■ WHAT IS REQUIRED ■
Which of the lines in the records below hold the string "state"? Copy every one of them.

Stored items:
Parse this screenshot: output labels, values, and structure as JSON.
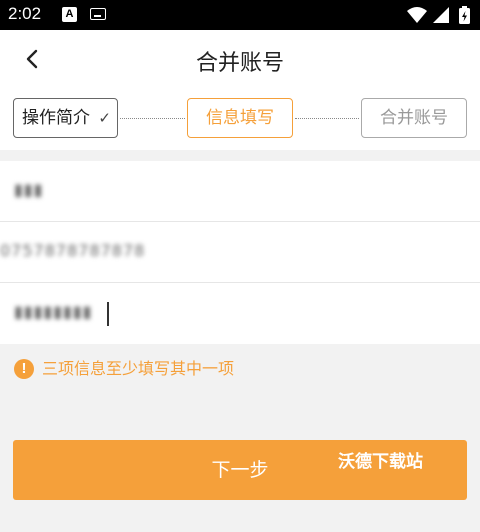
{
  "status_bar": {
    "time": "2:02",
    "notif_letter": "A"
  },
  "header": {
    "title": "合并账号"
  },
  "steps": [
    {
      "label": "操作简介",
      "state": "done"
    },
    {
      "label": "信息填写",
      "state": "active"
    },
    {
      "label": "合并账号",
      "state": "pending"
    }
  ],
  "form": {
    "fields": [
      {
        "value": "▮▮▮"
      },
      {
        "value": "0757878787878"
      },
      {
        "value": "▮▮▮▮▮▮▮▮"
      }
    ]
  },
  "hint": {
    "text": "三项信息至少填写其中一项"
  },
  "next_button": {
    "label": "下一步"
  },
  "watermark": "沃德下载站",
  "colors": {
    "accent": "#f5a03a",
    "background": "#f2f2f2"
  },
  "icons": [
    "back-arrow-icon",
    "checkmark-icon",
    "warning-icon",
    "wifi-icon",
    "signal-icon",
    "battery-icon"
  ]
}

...

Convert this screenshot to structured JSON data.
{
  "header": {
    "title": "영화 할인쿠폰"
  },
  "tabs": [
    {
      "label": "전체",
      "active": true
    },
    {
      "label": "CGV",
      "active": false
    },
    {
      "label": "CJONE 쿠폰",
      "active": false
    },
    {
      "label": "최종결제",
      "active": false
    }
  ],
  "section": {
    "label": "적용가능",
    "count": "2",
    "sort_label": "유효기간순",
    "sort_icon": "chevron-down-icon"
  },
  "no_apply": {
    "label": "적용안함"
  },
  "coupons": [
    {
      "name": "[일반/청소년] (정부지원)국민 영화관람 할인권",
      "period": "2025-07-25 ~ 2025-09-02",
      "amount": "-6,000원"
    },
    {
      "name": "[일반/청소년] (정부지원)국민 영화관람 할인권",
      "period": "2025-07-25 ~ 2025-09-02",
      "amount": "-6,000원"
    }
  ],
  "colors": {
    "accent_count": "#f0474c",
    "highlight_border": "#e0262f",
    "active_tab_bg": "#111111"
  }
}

■ FINAL ANSWER ■
      "state": "done"
      "state": "active"
      "state": "pending"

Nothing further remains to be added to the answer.